Foreword Review — Jan / Feb 1999

Could it be that a mild prank he and a friend pulled years ago is causing all these murders and assassination attempts? That’s the question Matt Kern feels impelled to investigate in this briskly paced thriller.

Kern is a freelance writer whose specialty is medical and scientific articles. Nothing about him-historically or temperamentally-suggests that he is a Sherlock-in-waiting. But when his home is burglarized for no apparent reason, he notices something that makes him wonder if the crime is as random as the police believe. Once having sensed this sinister element, he is off on the chase, even though the pursuit sets off more tremors in his already shaky marriage.

The action takes place in eastern New Jersey and Pennsylvania, primarily along the corridor from New York to Philadelphia. In making his rounds, Kern turns up characters and locales that often are so vivid we regret leaving them behind as the plot moves on.
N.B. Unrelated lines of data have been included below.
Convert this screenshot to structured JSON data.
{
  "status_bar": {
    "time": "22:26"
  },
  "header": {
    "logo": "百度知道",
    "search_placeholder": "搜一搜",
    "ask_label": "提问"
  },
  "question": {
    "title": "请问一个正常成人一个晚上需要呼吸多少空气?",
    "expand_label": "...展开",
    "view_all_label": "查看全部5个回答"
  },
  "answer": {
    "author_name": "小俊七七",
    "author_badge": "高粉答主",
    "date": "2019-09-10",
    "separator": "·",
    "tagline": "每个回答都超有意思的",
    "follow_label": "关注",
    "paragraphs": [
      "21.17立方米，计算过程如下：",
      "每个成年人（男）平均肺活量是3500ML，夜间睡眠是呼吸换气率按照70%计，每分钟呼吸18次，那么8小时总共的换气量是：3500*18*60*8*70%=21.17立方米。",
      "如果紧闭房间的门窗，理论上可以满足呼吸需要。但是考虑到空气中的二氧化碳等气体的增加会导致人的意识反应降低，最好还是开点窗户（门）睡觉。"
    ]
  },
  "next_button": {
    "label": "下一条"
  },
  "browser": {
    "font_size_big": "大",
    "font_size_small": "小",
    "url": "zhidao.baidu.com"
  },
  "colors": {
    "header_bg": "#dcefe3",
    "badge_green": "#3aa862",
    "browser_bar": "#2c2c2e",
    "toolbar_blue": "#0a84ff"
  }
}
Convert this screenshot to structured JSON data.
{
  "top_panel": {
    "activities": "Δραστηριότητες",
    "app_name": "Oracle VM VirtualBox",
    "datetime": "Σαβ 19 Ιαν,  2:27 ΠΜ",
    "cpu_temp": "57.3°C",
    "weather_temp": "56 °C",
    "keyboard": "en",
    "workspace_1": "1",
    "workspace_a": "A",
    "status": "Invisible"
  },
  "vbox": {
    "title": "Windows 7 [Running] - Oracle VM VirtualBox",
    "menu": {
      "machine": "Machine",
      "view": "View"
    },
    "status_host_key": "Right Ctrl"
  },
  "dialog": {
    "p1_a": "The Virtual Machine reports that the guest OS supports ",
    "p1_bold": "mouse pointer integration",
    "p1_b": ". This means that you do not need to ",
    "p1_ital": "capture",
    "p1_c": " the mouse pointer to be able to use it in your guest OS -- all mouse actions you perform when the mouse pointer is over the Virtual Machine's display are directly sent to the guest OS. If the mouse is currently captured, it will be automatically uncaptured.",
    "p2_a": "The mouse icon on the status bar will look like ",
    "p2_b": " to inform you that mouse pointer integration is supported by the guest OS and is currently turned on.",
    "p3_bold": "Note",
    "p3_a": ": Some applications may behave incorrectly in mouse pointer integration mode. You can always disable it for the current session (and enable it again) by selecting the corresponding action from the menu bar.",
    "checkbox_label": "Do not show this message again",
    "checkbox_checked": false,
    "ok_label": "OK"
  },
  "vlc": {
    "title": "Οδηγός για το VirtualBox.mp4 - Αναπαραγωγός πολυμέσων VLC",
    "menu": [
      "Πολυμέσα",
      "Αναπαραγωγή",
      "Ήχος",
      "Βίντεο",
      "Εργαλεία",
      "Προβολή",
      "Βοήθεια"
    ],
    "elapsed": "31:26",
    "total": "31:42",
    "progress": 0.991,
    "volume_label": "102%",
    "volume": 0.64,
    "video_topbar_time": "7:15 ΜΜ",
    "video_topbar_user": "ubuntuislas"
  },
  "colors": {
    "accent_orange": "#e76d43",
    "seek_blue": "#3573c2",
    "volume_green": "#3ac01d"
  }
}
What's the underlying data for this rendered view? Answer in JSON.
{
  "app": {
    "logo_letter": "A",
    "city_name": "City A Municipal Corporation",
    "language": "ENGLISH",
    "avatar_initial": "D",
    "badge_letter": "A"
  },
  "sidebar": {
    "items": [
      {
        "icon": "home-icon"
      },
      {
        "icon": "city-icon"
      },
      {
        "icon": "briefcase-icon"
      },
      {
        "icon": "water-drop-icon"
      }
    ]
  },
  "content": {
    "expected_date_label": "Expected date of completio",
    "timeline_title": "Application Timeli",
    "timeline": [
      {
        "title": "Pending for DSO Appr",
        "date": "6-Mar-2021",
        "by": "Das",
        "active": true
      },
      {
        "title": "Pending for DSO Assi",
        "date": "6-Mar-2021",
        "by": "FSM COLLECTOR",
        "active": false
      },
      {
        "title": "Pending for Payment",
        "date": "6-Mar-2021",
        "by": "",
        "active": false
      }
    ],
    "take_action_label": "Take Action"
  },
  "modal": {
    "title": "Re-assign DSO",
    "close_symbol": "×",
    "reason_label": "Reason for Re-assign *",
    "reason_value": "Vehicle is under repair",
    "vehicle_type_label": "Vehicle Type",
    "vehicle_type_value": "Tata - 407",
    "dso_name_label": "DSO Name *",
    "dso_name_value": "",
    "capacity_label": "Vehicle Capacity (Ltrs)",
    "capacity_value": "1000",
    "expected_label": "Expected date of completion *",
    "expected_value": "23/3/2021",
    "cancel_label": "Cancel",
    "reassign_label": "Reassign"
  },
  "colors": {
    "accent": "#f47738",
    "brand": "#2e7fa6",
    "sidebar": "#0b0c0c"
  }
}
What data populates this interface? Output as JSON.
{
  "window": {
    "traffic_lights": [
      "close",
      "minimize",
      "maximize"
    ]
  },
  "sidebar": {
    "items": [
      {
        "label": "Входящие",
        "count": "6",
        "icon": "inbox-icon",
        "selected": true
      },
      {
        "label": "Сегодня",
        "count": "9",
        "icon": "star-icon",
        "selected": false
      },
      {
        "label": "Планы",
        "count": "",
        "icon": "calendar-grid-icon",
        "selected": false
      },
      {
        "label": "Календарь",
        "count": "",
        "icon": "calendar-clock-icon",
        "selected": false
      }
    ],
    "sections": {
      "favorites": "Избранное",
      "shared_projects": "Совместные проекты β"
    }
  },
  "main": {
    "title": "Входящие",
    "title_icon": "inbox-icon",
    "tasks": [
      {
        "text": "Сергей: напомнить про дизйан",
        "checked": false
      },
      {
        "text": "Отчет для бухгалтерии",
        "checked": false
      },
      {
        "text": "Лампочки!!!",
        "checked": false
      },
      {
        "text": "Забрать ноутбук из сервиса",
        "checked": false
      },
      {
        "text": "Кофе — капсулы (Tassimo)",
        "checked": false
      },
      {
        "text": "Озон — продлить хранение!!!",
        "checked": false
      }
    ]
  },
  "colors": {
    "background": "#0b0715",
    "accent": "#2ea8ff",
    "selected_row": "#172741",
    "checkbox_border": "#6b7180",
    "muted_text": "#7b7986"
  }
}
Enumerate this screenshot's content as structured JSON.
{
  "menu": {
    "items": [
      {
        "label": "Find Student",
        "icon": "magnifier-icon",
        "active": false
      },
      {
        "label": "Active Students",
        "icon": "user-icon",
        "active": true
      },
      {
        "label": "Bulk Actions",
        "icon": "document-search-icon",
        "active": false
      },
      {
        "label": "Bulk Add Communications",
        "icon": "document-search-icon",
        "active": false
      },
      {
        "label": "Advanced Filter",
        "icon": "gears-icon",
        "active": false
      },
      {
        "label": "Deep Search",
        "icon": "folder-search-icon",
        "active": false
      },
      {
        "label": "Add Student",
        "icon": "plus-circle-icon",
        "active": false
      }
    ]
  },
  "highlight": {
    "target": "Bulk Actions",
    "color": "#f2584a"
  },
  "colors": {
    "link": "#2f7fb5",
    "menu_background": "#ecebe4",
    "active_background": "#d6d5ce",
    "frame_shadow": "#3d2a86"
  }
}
Throughout much of the story, Kern seems strangely detached, exhibiting neither fear nor bravado. It is only when he makes contact with the elusive and enigmatic Cara-who just might be the killer he’s after-that he becomes fully engaged emotionally. One of the best parts about his dogged sleuthing is its total believability. He delves into the accumulating crimes the way anyone who writes for a living would-poring over phone books and road maps, scrutinizing newspapers, searching through libraries and interviewing dozens of potential sources. He has no buddies on the police force, no network of colorful tipsters and no pivotal strokes of pure luck. He must grub out each detail one by one.

Shubin does a masterful job of making the story just as intriguing as the protagonist who drives it along.

Edward Morris